You can’t change the genetic make-up of your springer spaniel, but keeping them groomed and clean will help tremendously in minimizing odors. Regular brushing will not only eliminate trapped dirt, but it will distribute oils for a shiny coat, keep mats at bay, and reduce shedding in your home.
Bathing frequently will also be a big win in the battle of the stink. Depending on how active your spaniel is will stem on how often to bathe. If your spaniel is outdoors a lot and rolling in everything in sight, then once a month would be a good place to begin.
Every three months may be sufficient for a not-so-active dog. Always use a gentle, not harsh shampoo, and don’t overdo the bathing either, as this can backfire by depleting necessary oils, causing dry skin and odor. Doggie wipes are another excellent idea for wiping dirt off when time is short, or you don’t want to bathe them in excess.
Springer spaniels are prone to seborrhea, which causes scaly, yellow, or brown patches. In this case, your dog would require a medicated shampoo, especially for seborrhea.
Keeping your dog’s coat a bit shorter by having them regularly clipped will also help keep their appearance neat and eliminate areas to trap dirt.
If this issue comes about and causes a bad smell. Either your dog’s groomer or veterinarian can express the glands.
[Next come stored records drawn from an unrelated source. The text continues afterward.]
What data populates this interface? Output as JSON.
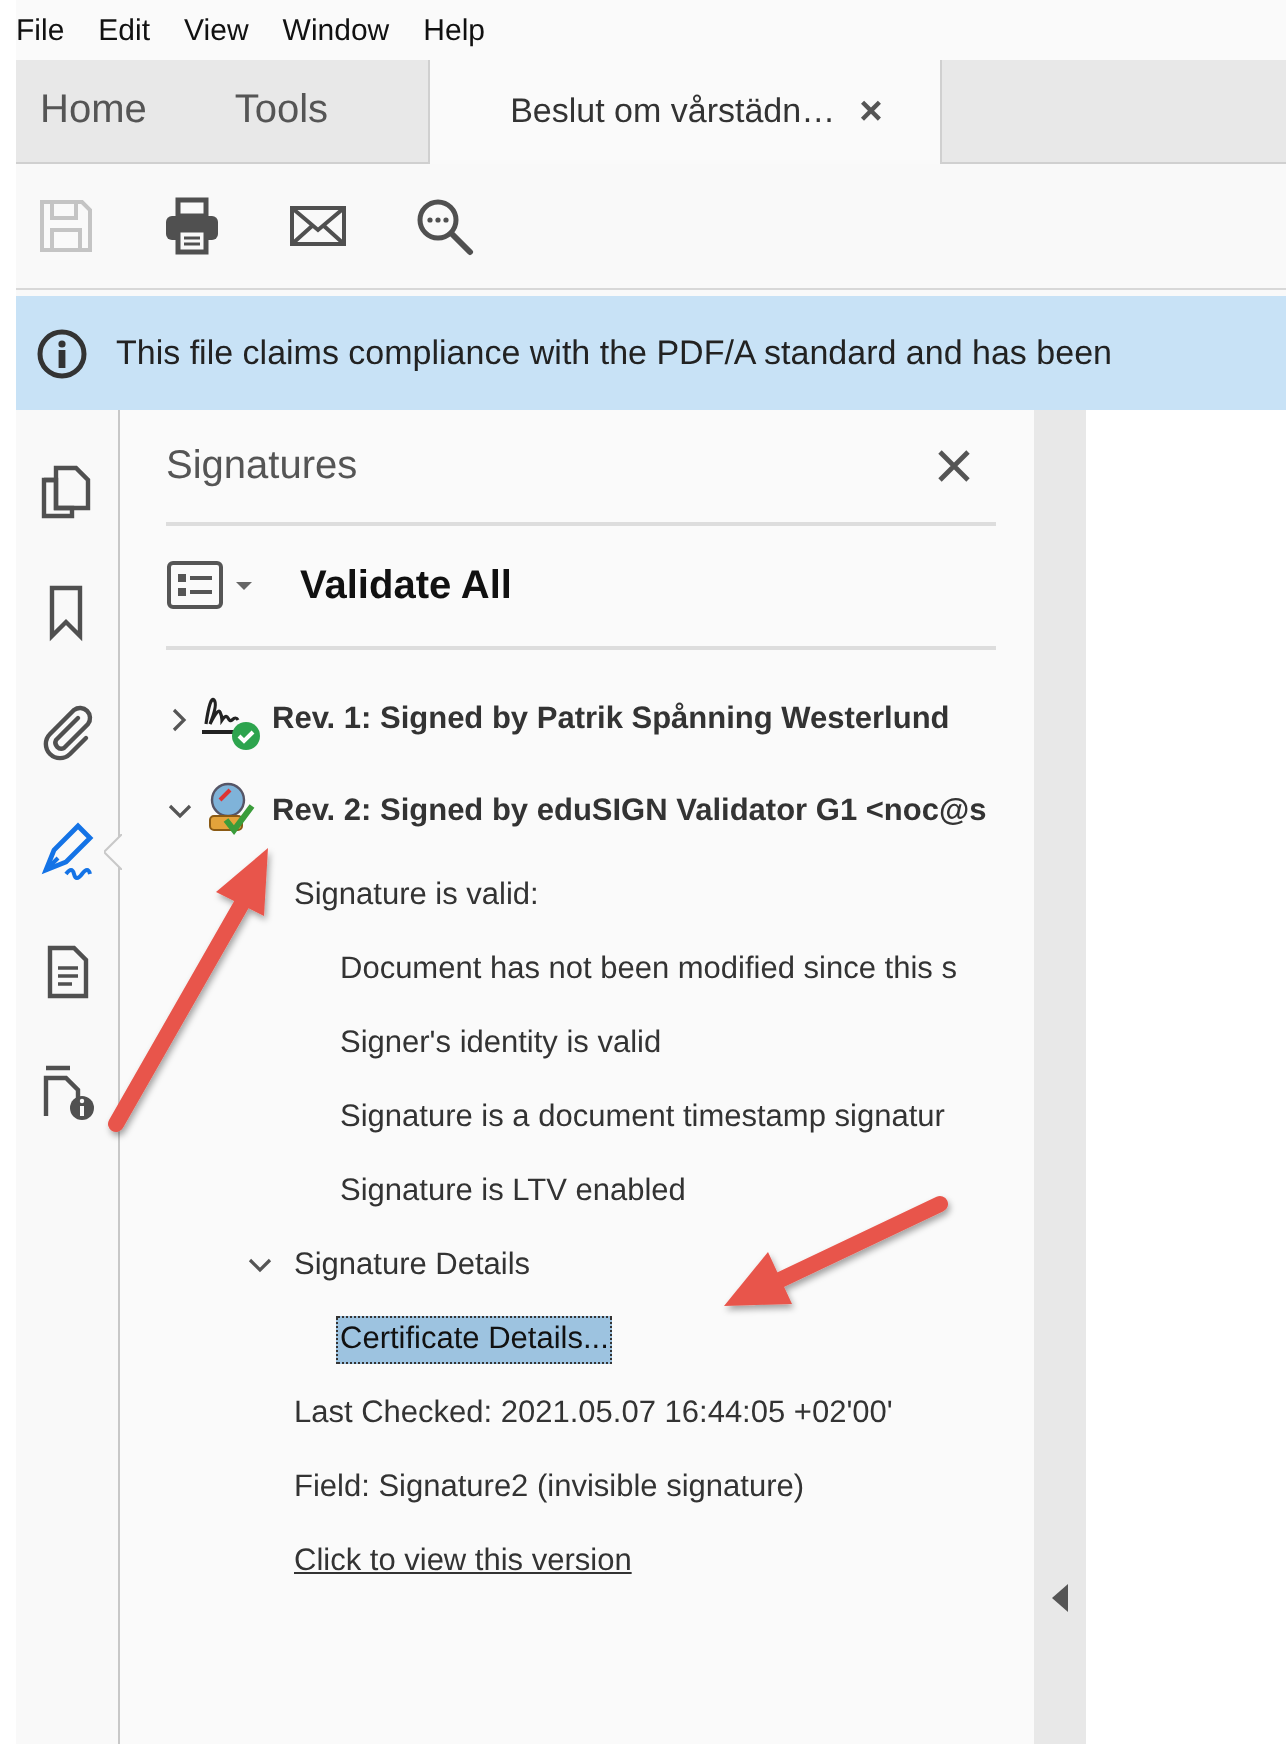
{
  "menu": [
    "File",
    "Edit",
    "View",
    "Window",
    "Help"
  ],
  "tabs": [
    {
      "label": "Home",
      "selected": false,
      "kind": "nav"
    },
    {
      "label": "Tools",
      "selected": false,
      "kind": "nav"
    },
    {
      "label": "Beslut om vårstädn…",
      "selected": true,
      "kind": "document",
      "close": "×"
    }
  ],
  "toolbar": [
    {
      "disabled": true
    },
    {
      "disabled": false
    },
    {
      "disabled": false
    },
    {
      "disabled": false
    }
  ],
  "info_bar": {
    "text": "This file claims compliance with the PDF/A standard and has been"
  },
  "rail": [
    {
      "selected": false
    },
    {
      "selected": false
    },
    {
      "selected": false
    },
    {
      "selected": true
    },
    {
      "selected": false
    },
    {
      "selected": false
    }
  ],
  "panel": {
    "title": "Signatures",
    "validate_label": "Validate All",
    "signatures": [
      {
        "label": "Rev. 1: Signed by Patrik Spånning Westerlund",
        "expanded": false
      },
      {
        "label": "Rev. 2: Signed by eduSIGN Validator G1 <noc@s",
        "expanded": true,
        "children": [
          {
            "label": "Signature is valid:",
            "kind": "group",
            "children": [
              {
                "label": "Document has not been modified since this s",
                "kind": "text"
              },
              {
                "label": "Signer's identity is valid",
                "kind": "text"
              },
              {
                "label": "Signature is a document timestamp signatur",
                "kind": "text"
              },
              {
                "label": "Signature is LTV enabled",
                "kind": "text"
              }
            ]
          },
          {
            "label": "Signature Details",
            "kind": "expander",
            "expanded": true,
            "children": [
              {
                "label": "Certificate Details...",
                "kind": "button",
                "selected": true
              }
            ]
          },
          {
            "label": "Last Checked: 2021.05.07 16:44:05 +02'00'",
            "kind": "text"
          },
          {
            "label": "Field: Signature2 (invisible signature)",
            "kind": "text"
          },
          {
            "label": "Click to view this version",
            "kind": "link"
          }
        ]
      }
    ]
  }
}
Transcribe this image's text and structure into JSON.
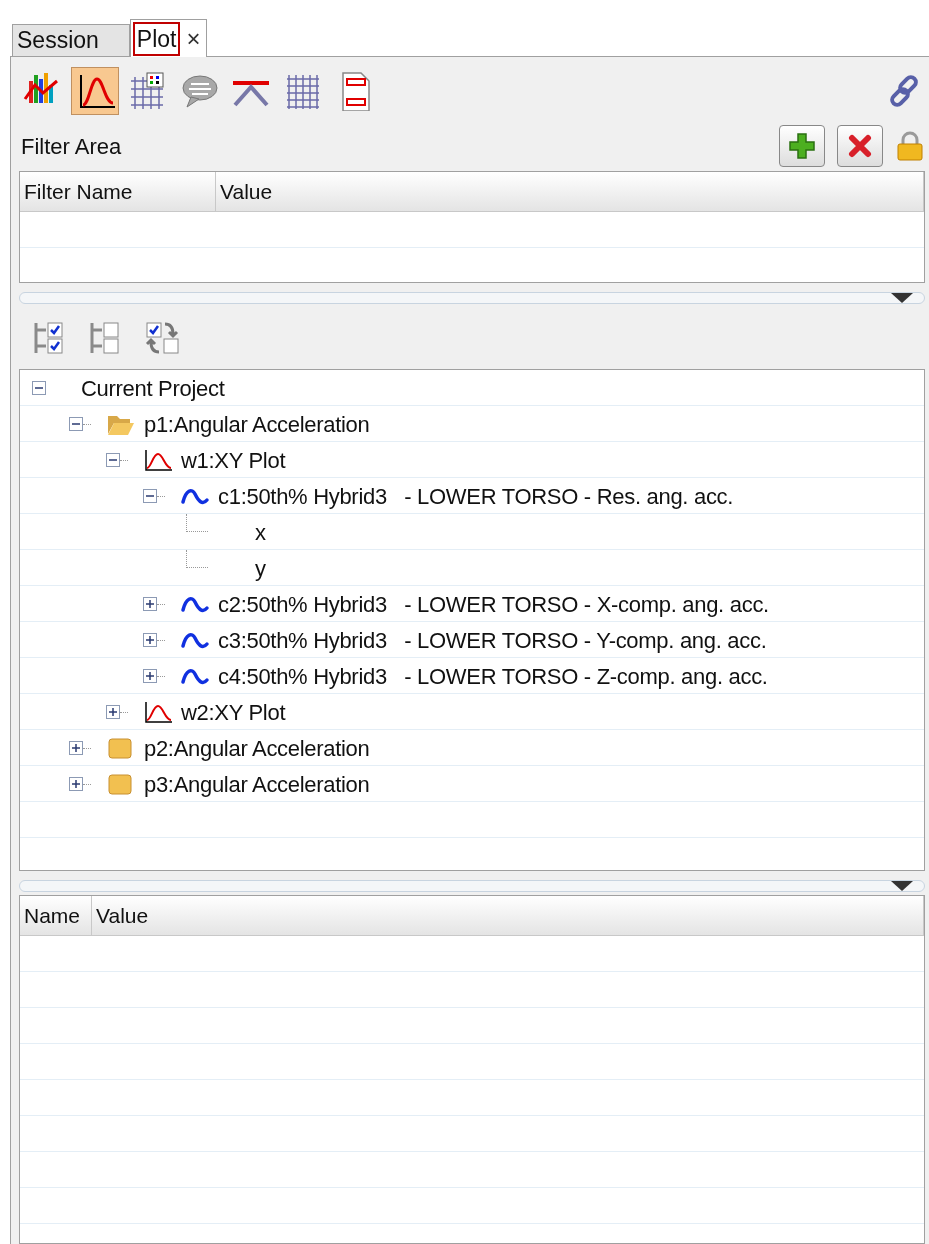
{
  "tabs": [
    {
      "label": "Session",
      "selected": false
    },
    {
      "label": "Plot",
      "selected": true,
      "close": "×"
    }
  ],
  "toolbar": [
    {
      "kind": "bars",
      "selected": false
    },
    {
      "kind": "curve",
      "selected": true
    },
    {
      "kind": "legend",
      "selected": false
    },
    {
      "kind": "note",
      "selected": false
    },
    {
      "kind": "datum",
      "selected": false
    },
    {
      "kind": "grid",
      "selected": false
    },
    {
      "kind": "page",
      "selected": false
    }
  ],
  "filter_area": {
    "title": "Filter Area",
    "columns": [
      "Filter Name",
      "Value"
    ]
  },
  "tree": [
    {
      "label": "Current Project",
      "expanded": true,
      "children": [
        {
          "label": "p1:Angular Acceleration",
          "kind": "page",
          "expanded": true,
          "children": [
            {
              "label": "w1:XY Plot",
              "kind": "window",
              "expanded": true,
              "children": [
                {
                  "label": "c1:50th% Hybrid3   - LOWER TORSO - Res. ang. acc.",
                  "kind": "curve",
                  "expanded": true,
                  "children": [
                    {
                      "label": "x"
                    },
                    {
                      "label": "y"
                    }
                  ]
                },
                {
                  "label": "c2:50th% Hybrid3   - LOWER TORSO - X-comp. ang. acc.",
                  "kind": "curve",
                  "expanded": false
                },
                {
                  "label": "c3:50th% Hybrid3   - LOWER TORSO - Y-comp. ang. acc.",
                  "kind": "curve",
                  "expanded": false
                },
                {
                  "label": "c4:50th% Hybrid3   - LOWER TORSO - Z-comp. ang. acc.",
                  "kind": "curve",
                  "expanded": false
                }
              ]
            },
            {
              "label": "w2:XY Plot",
              "kind": "window",
              "expanded": false
            }
          ]
        },
        {
          "label": "p2:Angular Acceleration",
          "kind": "page",
          "expanded": false
        },
        {
          "label": "p3:Angular Acceleration",
          "kind": "page",
          "expanded": false
        }
      ]
    }
  ],
  "properties": {
    "columns": [
      "Name",
      "Value"
    ]
  }
}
Keep your dog’s ears clean by cleansing regularly. You can buy ear wipes made especially for a dog’s sensitive ears or purchase an ear solution approved by veterinarians. Follow the instructions and use cotton balls or gauze. Never use Q tips in your dog’s ears. The springer spaniel is more prone to ear infections because of their long ears, so keep an eye, or should I say nose, out for any unusual smells.
Dental care should begin early, ideally when your pup is young. This will familiarize them with this routine. Regular brushing, dental treats, and toys will keep tartar and plaque from building up and save you money in the long run. Professional cleaning by your veterinarian can be quite costly, and poor dental hygiene can lead to other health problems down the road.
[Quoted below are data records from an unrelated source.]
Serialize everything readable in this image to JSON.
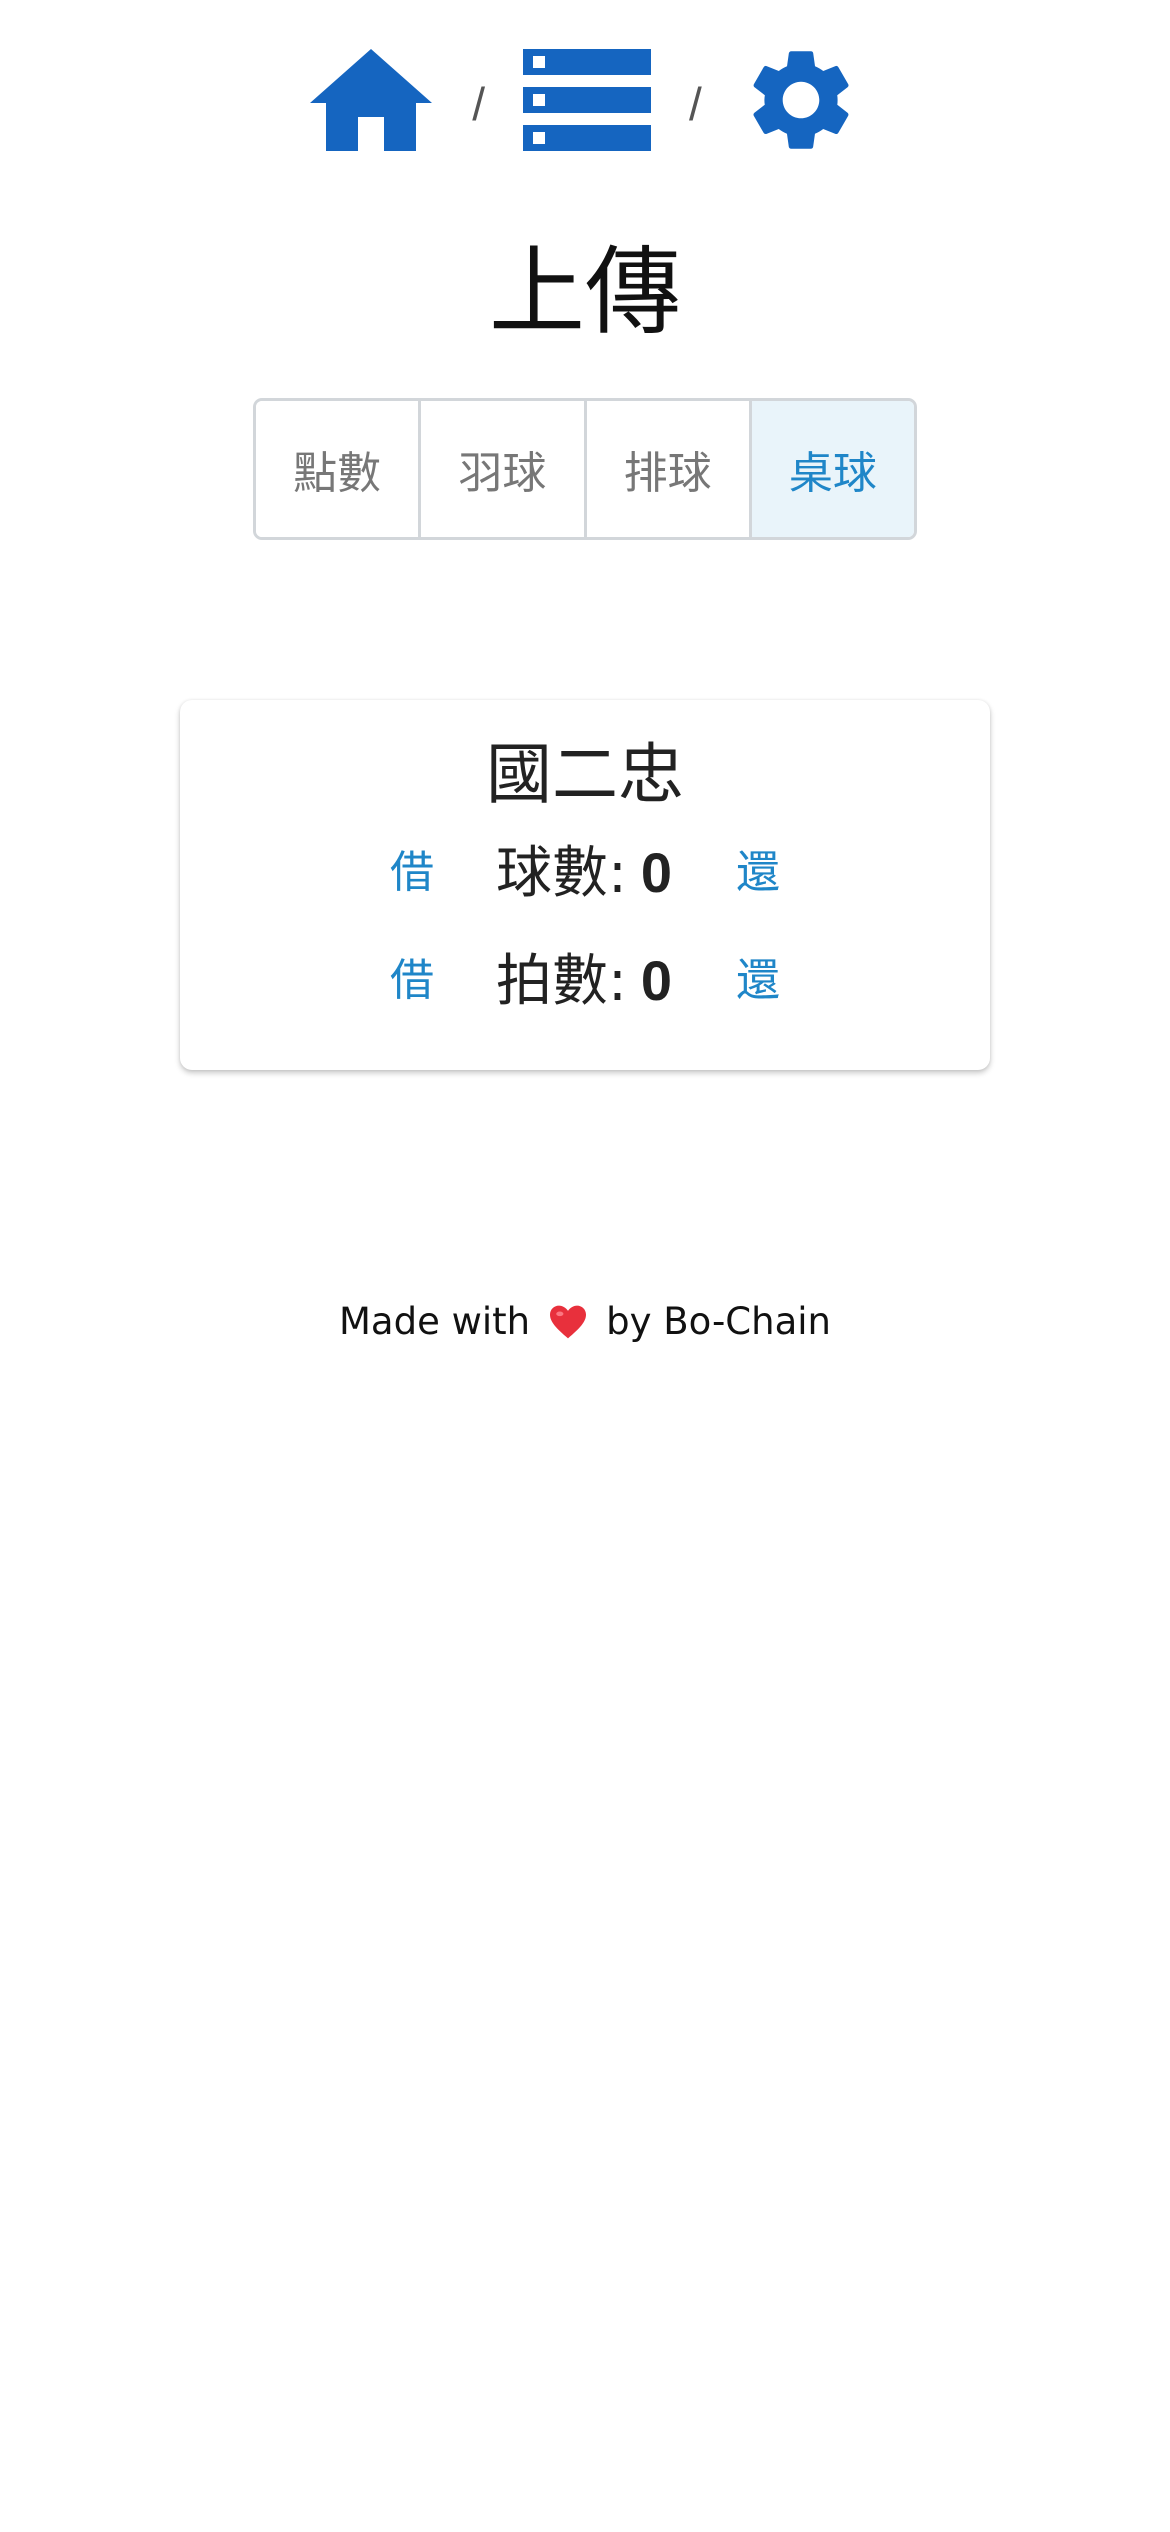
{
  "nav": {
    "icons": [
      "home-icon",
      "list-icon",
      "gear-icon"
    ],
    "separator": "/",
    "accent_color": "#1565c0"
  },
  "title": "上傳",
  "tabs": [
    {
      "label": "點數",
      "active": false
    },
    {
      "label": "羽球",
      "active": false
    },
    {
      "label": "排球",
      "active": false
    },
    {
      "label": "桌球",
      "active": true
    }
  ],
  "card": {
    "title": "國二忠",
    "rows": [
      {
        "borrow_label": "借",
        "name": "球數",
        "value": "0",
        "return_label": "還"
      },
      {
        "borrow_label": "借",
        "name": "拍數",
        "value": "0",
        "return_label": "還"
      }
    ]
  },
  "footer": {
    "prefix": "Made with",
    "icon": "heart-icon",
    "suffix": "by Bo-Chain"
  },
  "colors": {
    "link": "#1f86c8",
    "active_tab_bg": "#e9f4fa",
    "heart": "#e8303c"
  }
}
Check out any skin issues right away to nip them in the bud before your spaniel has a full-blown problem. You may need various shampoos, ointments, or medications from the veterinarian, so things don’t get out of hand. Dogs can suffer from seasonal as well as food allergies, just like us humans.
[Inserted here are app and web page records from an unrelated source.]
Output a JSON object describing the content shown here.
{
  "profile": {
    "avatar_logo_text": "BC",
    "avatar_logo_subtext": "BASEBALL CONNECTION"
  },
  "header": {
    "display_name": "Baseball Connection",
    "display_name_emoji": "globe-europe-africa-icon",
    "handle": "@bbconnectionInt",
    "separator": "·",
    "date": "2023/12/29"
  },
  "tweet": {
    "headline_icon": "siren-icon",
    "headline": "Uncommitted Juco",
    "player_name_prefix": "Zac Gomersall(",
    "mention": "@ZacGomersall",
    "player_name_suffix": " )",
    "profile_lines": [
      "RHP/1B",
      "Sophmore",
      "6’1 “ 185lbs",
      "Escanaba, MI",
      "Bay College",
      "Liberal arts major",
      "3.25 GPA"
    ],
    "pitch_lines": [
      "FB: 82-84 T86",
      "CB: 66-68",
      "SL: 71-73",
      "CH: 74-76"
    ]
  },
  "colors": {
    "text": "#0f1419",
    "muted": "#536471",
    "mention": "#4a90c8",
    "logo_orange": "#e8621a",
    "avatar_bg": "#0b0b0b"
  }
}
Lastly, a proper diet can eliminate undesirable odors. Choose a high-quality dog food with no fillers. If you are unsure since there is such a wide variety of foods to choose from, speak with your veterinarian. Food that doesn’t agree with your spaniel can cause a whole host of problems that can create many bad smells. Disagreeable food can cause rashes, flatulence, and bad breath.
Yes, springer spaniels can and sometimes do smell, but don’t give up. They are just too cute to throw in the towel. Many of the suggestions above will help. Until then, light a fragrant candle and cuddle up with your best bud!